• **DIRECTIONS FOR THIS TASK**
The records below are to be retyped in full. Keep every word.
══ SUPPLIED RECORDS ══
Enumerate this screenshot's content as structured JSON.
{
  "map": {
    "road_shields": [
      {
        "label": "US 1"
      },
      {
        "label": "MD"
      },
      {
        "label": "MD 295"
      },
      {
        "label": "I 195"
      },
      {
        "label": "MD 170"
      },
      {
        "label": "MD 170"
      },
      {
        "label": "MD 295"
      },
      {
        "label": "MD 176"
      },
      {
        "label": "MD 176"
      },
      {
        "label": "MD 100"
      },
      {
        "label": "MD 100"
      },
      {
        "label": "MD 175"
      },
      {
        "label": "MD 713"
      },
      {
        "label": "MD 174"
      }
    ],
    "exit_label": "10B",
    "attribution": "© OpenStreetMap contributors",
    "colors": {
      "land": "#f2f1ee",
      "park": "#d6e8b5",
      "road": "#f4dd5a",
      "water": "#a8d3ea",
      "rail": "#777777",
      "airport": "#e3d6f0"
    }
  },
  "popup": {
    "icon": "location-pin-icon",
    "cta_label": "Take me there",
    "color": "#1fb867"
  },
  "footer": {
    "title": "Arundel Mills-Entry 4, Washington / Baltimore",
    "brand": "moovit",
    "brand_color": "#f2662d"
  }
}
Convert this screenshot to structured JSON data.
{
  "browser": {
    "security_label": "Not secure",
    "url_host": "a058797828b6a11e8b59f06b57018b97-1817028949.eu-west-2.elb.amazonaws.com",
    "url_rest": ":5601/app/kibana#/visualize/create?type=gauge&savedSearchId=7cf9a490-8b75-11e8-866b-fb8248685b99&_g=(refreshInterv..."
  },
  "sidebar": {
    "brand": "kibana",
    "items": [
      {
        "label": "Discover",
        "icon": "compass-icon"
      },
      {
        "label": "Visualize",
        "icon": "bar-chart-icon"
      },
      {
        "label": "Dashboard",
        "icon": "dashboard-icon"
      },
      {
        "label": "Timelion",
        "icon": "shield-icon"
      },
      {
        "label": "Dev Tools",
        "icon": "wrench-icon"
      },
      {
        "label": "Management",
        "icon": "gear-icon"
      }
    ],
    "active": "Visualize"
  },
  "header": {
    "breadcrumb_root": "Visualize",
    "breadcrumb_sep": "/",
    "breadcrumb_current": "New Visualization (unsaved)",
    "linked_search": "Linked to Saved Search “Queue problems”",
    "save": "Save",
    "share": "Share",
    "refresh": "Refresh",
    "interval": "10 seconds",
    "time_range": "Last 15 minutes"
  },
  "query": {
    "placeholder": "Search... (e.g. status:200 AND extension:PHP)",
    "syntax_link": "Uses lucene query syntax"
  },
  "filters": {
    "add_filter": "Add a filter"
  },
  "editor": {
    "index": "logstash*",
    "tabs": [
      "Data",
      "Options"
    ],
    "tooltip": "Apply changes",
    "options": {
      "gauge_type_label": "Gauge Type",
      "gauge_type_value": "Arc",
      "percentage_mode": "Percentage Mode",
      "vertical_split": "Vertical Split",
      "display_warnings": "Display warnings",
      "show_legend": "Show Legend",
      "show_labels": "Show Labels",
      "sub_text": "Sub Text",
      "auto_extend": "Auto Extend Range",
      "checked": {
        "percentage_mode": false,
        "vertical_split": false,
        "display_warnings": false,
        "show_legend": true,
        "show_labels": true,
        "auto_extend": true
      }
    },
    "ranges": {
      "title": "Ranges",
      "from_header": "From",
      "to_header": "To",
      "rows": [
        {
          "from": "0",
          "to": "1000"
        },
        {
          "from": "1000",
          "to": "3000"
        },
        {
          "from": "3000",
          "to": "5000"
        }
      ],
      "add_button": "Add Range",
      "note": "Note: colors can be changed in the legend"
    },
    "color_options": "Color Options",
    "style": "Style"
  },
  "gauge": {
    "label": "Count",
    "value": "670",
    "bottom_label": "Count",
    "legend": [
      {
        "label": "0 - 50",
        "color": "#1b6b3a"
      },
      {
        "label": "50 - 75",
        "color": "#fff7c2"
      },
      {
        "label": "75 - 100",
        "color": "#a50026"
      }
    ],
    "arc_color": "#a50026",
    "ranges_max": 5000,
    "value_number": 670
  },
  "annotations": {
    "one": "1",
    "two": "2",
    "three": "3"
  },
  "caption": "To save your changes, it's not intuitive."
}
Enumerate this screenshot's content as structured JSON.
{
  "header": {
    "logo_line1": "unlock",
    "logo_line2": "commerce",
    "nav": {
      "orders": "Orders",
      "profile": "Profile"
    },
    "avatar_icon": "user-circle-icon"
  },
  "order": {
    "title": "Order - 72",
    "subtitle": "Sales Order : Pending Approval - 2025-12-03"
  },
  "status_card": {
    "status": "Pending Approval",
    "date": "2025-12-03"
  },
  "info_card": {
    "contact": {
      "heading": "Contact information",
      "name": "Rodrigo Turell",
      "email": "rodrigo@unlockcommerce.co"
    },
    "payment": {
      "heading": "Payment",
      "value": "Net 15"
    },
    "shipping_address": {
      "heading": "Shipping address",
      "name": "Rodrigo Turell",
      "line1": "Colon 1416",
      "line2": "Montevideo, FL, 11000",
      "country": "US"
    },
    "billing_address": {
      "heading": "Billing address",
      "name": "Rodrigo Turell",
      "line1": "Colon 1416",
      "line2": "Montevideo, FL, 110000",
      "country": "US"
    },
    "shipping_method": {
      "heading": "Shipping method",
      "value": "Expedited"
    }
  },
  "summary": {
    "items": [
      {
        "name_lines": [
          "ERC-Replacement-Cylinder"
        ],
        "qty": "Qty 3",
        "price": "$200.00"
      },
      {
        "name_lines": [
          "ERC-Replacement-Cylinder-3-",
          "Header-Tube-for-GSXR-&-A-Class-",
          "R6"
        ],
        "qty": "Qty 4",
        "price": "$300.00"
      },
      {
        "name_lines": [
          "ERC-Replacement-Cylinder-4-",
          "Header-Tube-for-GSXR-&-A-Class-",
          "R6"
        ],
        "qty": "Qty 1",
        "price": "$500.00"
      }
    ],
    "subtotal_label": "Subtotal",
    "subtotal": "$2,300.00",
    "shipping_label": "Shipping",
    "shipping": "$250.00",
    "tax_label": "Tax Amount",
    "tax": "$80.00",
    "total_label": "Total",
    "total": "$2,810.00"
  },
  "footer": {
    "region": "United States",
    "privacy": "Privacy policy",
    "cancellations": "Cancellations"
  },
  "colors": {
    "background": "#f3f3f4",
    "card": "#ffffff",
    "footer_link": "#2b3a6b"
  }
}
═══
• **RESPONSE AREA**
Enumerate this screenshot's content as structured JSON.
{
  "map": {
    "road_shields": [
      {
        "label": "US 1"
      },
      {
        "label": "MD"
      },
      {
        "label": "MD 295"
      },
      {
        "label": "I 195"
      },
      {
        "label": "MD 170"
      },
      {
        "label": "MD 170"
      },
      {
        "label": "MD 295"
      },
      {
        "label": "MD 176"
      },
      {
        "label": "MD 176"
      },
      {
        "label": "MD 100"
      },
      {
        "label": "MD 100"
      },
      {
        "label": "MD 175"
      },
      {
        "label": "MD 713"
      },
      {
        "label": "MD 174"
      }
    ],
    "exit_label": "10B",
    "attribution": "© OpenStreetMap contributors",
    "colors": {
      "land": "#f2f1ee",
      "park": "#d6e8b5",
      "road": "#f4dd5a",
      "water": "#a8d3ea",
      "rail": "#777777",
      "airport": "#e3d6f0"
    }
  },
  "popup": {
    "icon": "location-pin-icon",
    "cta_label": "Take me there",
    "color": "#1fb867"
  },
  "footer": {
    "title": "Arundel Mills-Entry 4, Washington / Baltimore",
    "brand": "moovit",
    "brand_color": "#f2662d"
  }
}
Convert this screenshot to structured JSON data.
{
  "browser": {
    "security_label": "Not secure",
    "url_host": "a058797828b6a11e8b59f06b57018b97-1817028949.eu-west-2.elb.amazonaws.com",
    "url_rest": ":5601/app/kibana#/visualize/create?type=gauge&savedSearchId=7cf9a490-8b75-11e8-866b-fb8248685b99&_g=(refreshInterv..."
  },
  "sidebar": {
    "brand": "kibana",
    "items": [
      {
        "label": "Discover",
        "icon": "compass-icon"
      },
      {
        "label": "Visualize",
        "icon": "bar-chart-icon"
      },
      {
        "label": "Dashboard",
        "icon": "dashboard-icon"
      },
      {
        "label": "Timelion",
        "icon": "shield-icon"
      },
      {
        "label": "Dev Tools",
        "icon": "wrench-icon"
      },
      {
        "label": "Management",
        "icon": "gear-icon"
      }
    ],
    "active": "Visualize"
  },
  "header": {
    "breadcrumb_root": "Visualize",
    "breadcrumb_sep": "/",
    "breadcrumb_current": "New Visualization (unsaved)",
    "linked_search": "Linked to Saved Search “Queue problems”",
    "save": "Save",
    "share": "Share",
    "refresh": "Refresh",
    "interval": "10 seconds",
    "time_range": "Last 15 minutes"
  },
  "query": {
    "placeholder": "Search... (e.g. status:200 AND extension:PHP)",
    "syntax_link": "Uses lucene query syntax"
  },
  "filters": {
    "add_filter": "Add a filter"
  },
  "editor": {
    "index": "logstash*",
    "tabs": [
      "Data",
      "Options"
    ],
    "tooltip": "Apply changes",
    "options": {
      "gauge_type_label": "Gauge Type",
      "gauge_type_value": "Arc",
      "percentage_mode": "Percentage Mode",
      "vertical_split": "Vertical Split",
      "display_warnings": "Display warnings",
      "show_legend": "Show Legend",
      "show_labels": "Show Labels",
      "sub_text": "Sub Text",
      "auto_extend": "Auto Extend Range",
      "checked": {
        "percentage_mode": false,
        "vertical_split": false,
        "display_warnings": false,
        "show_legend": true,
        "show_labels": true,
        "auto_extend": true
      }
    },
    "ranges": {
      "title": "Ranges",
      "from_header": "From",
      "to_header": "To",
      "rows": [
        {
          "from": "0",
          "to": "1000"
        },
        {
          "from": "1000",
          "to": "3000"
        },
        {
          "from": "3000",
          "to": "5000"
        }
      ],
      "add_button": "Add Range",
      "note": "Note: colors can be changed in the legend"
    },
    "color_options": "Color Options",
    "style": "Style"
  },
  "gauge": {
    "label": "Count",
    "value": "670",
    "bottom_label": "Count",
    "legend": [
      {
        "label": "0 - 50",
        "color": "#1b6b3a"
      },
      {
        "label": "50 - 75",
        "color": "#fff7c2"
      },
      {
        "label": "75 - 100",
        "color": "#a50026"
      }
    ],
    "arc_color": "#a50026",
    "ranges_max": 5000,
    "value_number": 670
  },
  "annotations": {
    "one": "1",
    "two": "2",
    "three": "3"
  },
  "caption": "To save your changes, it's not intuitive."
}
Enumerate this screenshot's content as structured JSON.
{
  "header": {
    "logo_line1": "unlock",
    "logo_line2": "commerce",
    "nav": {
      "orders": "Orders",
      "profile": "Profile"
    },
    "avatar_icon": "user-circle-icon"
  },
  "order": {
    "title": "Order - 72",
    "subtitle": "Sales Order : Pending Approval - 2025-12-03"
  },
  "status_card": {
    "status": "Pending Approval",
    "date": "2025-12-03"
  },
  "info_card": {
    "contact": {
      "heading": "Contact information",
      "name": "Rodrigo Turell",
      "email": "rodrigo@unlockcommerce.co"
    },
    "payment": {
      "heading": "Payment",
      "value": "Net 15"
    },
    "shipping_address": {
      "heading": "Shipping address",
      "name": "Rodrigo Turell",
      "line1": "Colon 1416",
      "line2": "Montevideo, FL, 11000",
      "country": "US"
    },
    "billing_address": {
      "heading": "Billing address",
      "name": "Rodrigo Turell",
      "line1": "Colon 1416",
      "line2": "Montevideo, FL, 110000",
      "country": "US"
    },
    "shipping_method": {
      "heading": "Shipping method",
      "value": "Expedited"
    }
  },
  "summary": {
    "items": [
      {
        "name_lines": [
          "ERC-Replacement-Cylinder"
        ],
        "qty": "Qty 3",
        "price": "$200.00"
      },
      {
        "name_lines": [
          "ERC-Replacement-Cylinder-3-",
          "Header-Tube-for-GSXR-&-A-Class-",
          "R6"
        ],
        "qty": "Qty 4",
        "price": "$300.00"
      },
      {
        "name_lines": [
          "ERC-Replacement-Cylinder-4-",
          "Header-Tube-for-GSXR-&-A-Class-",
          "R6"
        ],
        "qty": "Qty 1",
        "price": "$500.00"
      }
    ],
    "subtotal_label": "Subtotal",
    "subtotal": "$2,300.00",
    "shipping_label": "Shipping",
    "shipping": "$250.00",
    "tax_label": "Tax Amount",
    "tax": "$80.00",
    "total_label": "Total",
    "total": "$2,810.00"
  },
  "footer": {
    "region": "United States",
    "privacy": "Privacy policy",
    "cancellations": "Cancellations"
  },
  "colors": {
    "background": "#f3f3f4",
    "card": "#ffffff",
    "footer_link": "#2b3a6b"
  }
}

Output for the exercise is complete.